Words give window into pain
COLUMBIA CITY — Linbeth Doggendorf’s voice was barely audible as she gushed about the daughter she lost more than a year ago.Her testimony could barely be heard in a courtroom with bad acoustics, compounded by her soft-spoken nature and muffled further by the sobs of friends and family.“It’s turned our world upside down,” she said. “Nothing is the same.
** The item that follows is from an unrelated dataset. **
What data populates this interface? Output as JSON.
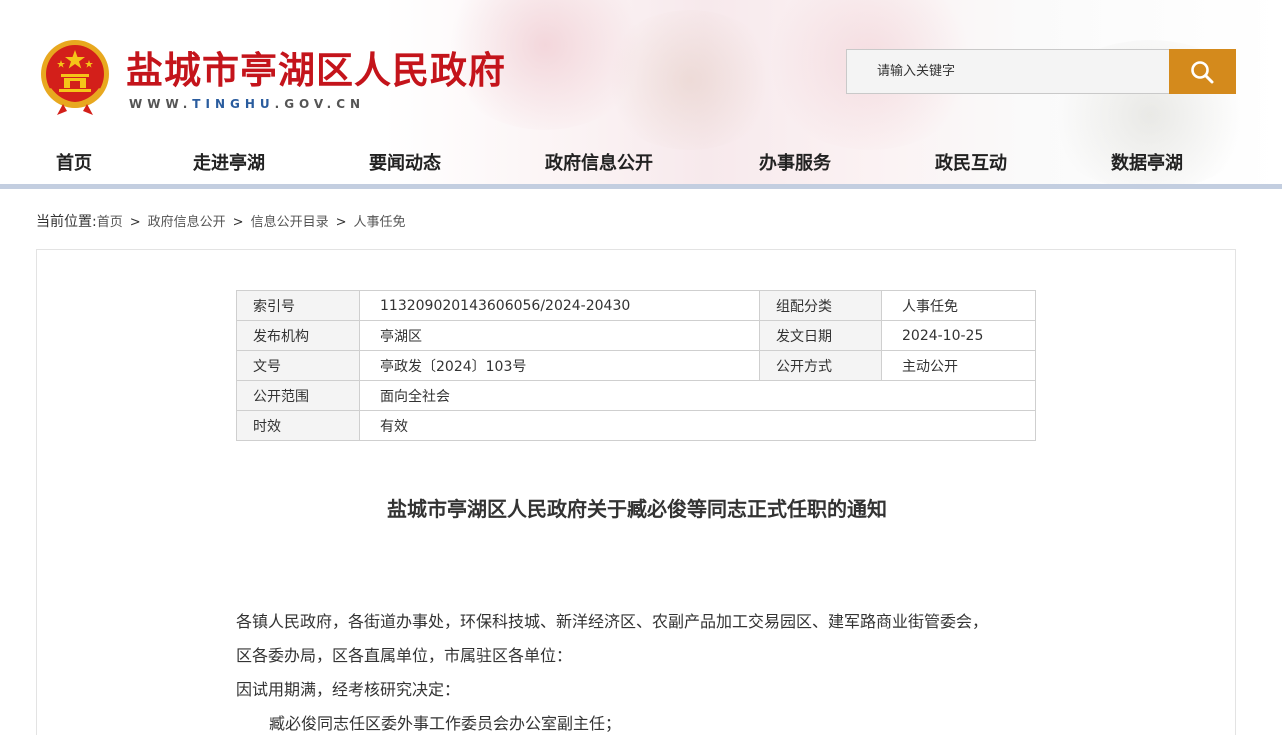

Everything’s not right anymore.”The mother of Kaylin Doggendorf, who was raped and murdered March 18 of last year, displayed the emotion felt by nearly everyone in the courtroom Monday as the young girl’s convicted killer appeared before Whitley County Circuit Court Judge James Heuer for sentencing.In fact, while even Defense Attorney Brad Voelz choked back tears when addressing the court, it seemed the only person in the crowded room who appeared anything but saddened was the defendant, 18-year-old Joshua Wright.Wright entered the courtroom with a shirt and tie, a fresh haircut and a smirk as he awaited the decision by Heuer on whether an agreed 100-year sentence would be invoked.When asked twice by Heuer if he would like to speak, Wright refused, instead choosing to address the court and the family of the victim through a letter read by Voelz.“I would first like to say how sorry I am for what I did and the heartache it caused the Doggendorfs,” read Voelz from a letter he said was penned by Wright.In his own words, Voelz expressed his own condolences to the family of Kaylin Doggendorf.“I can’t imagine what this must be like,” he said. “The Doggendorf’s patience has served them well.”Wright was given a total of 100 years for raping and murdering 14-year-old Kaylin last year.Her body was found in a briar patch just 1,500 feet from her residence in eastern Kosciusko County.The Doggendorfs live in western Whitley County on the Whitley/Kosciusko county line.The normally soft-spoken Heuer was more vocal than usual after hearing testimony from both the prosecution, family members of Kaylin and Voelz.“In a few days I’ll start my 20th year,” said Heuer. He said that if he’d been told at the outset he would be judging a case involving a (then) 17-year-old murdering a 14-year-old, “I’d have said ‘that’ll never happen on my watch.’”He described the crime as “brutal and horrific” and had an equally descriptive choice of words for the defendant.“You may be one of the most vicious and depraved individuals who’s ever stood in this room,” he said to Wright.“I shall never know how or why this could have happened in our community,” Heuer said.Wright was given the 100 years in exchange for the state dropping its quest for a sentence of life without the possibility of parole.According to the Indiana Parole Board, Wright typically would be eligible for parole in 50 years.However, based on good behavior, the parole board could grant clemency earlier than 50 years.